Young people account for over one fifth of the world’s population. 85% of the world’s young people live in developing countries and more than half of them in rural areas. They are particularly hard hit by poverty and hunger, and by climate change. Young women and men from several Civil Society Organizations (CSOs) around the world gathered in Rome on November 14th - 17th 2009 during the CSO Forum held in parallel to the World Food Summit on Food Security 2009. “Food Sovereignty now: young people creating their future” was the slogan of the youth meeting in which participants have declared their demand for food sovereignty and inclusive decision-making at all levels worldwide.
The development of massive industrial agricultural production, trading in the past years as well as neo-liberal policies without respect to nature and human beings brought the catastrophic situation of 1.02 Billion people in hunger . 75% of the hungry people are living in rural areas and mostly young people and peasant farmers are the victims of these policies. Much remains to be done as regards youth involvement in the fight for food sovereignty and food security at both national and international levels. Food Sovereignty is a legitimate cause involving sustainable improvement of social, economic and nutritional wellbeing of all individuals on earth by increasing access to quality food, production resources and making favourable food policies for all producers in the world.
The assembly of youth made a final declaration, demanding for more participation in decision-making bodies, access to and control over productive resources and especially the land.

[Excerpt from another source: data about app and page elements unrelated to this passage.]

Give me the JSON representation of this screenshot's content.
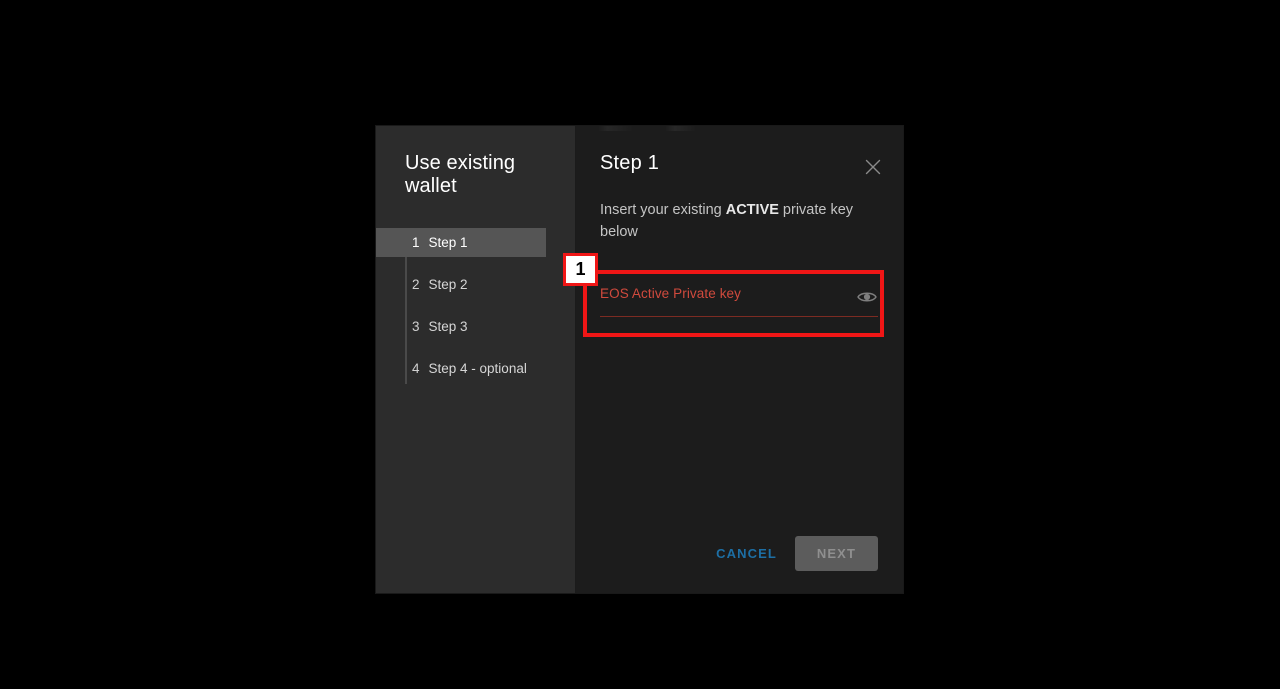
{
  "dialog": {
    "sidebar": {
      "title": "Use existing wallet",
      "steps": [
        {
          "num": "1",
          "label": "Step 1",
          "active": true
        },
        {
          "num": "2",
          "label": "Step 2",
          "active": false
        },
        {
          "num": "3",
          "label": "Step 3",
          "active": false
        },
        {
          "num": "4",
          "label": "Step 4 - optional",
          "active": false
        }
      ]
    },
    "panel": {
      "title": "Step 1",
      "close_icon": "close-icon",
      "description_before": "Insert your existing ",
      "description_strong": "ACTIVE",
      "description_after": " private key below",
      "field": {
        "label": "EOS Active Private key",
        "value": "",
        "placeholder": "EOS Active Private key",
        "state": "error",
        "reveal_icon": "eye-icon"
      },
      "actions": {
        "cancel_label": "CANCEL",
        "next_label": "NEXT",
        "next_disabled": true
      }
    }
  },
  "annotation": {
    "badge_number": "1"
  },
  "colors": {
    "backdrop": "#000000",
    "dialog_bg": "#1c1c1c",
    "sidebar_bg": "#2c2c2c",
    "active_step_bg": "#555555",
    "error_red": "#d04a3d",
    "annotation_red": "#f01616",
    "cancel_blue": "#1d6fa5",
    "next_disabled_bg": "#5c5c5c"
  }
}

35th session of the FAO committee on World Security was held in Rome from 14-17 October 2009. George Dixon Fernandez ,President of MIJARC participated in this important meeting as well as involved very actively in the CFS reform process which have been taking place during the last nine months. It is now estimated that more than a billion people, one in every six human beings suffering from hunger and under-nourishment. These are mainly small holder food producers, particularly women, and other rural inhabitants. The food and financial crisis really threatens global food security and nutrition and the achievement of the 1996 World Food Summit target and MDGs for reducing hunger and malnutrition. This is one of the major reasons that FAO member nations agreed at the 34th Session of CFS in October 2008 to embark on a reform of the CFS so that it can fully play its vital role in the area of food security and nutrition, including international coordination. CFS reform has been a topic of discussion in several fora including G8, G20 and the UN General Assembly and also is on the agenda for the World Summit on Food Security 2009. FAO Council considered “the CFS reform to be crucial to the governance of world food security, with a view toward exploring synergies with the emerging Global Partnership for Agriculture, Food Security and Nutrition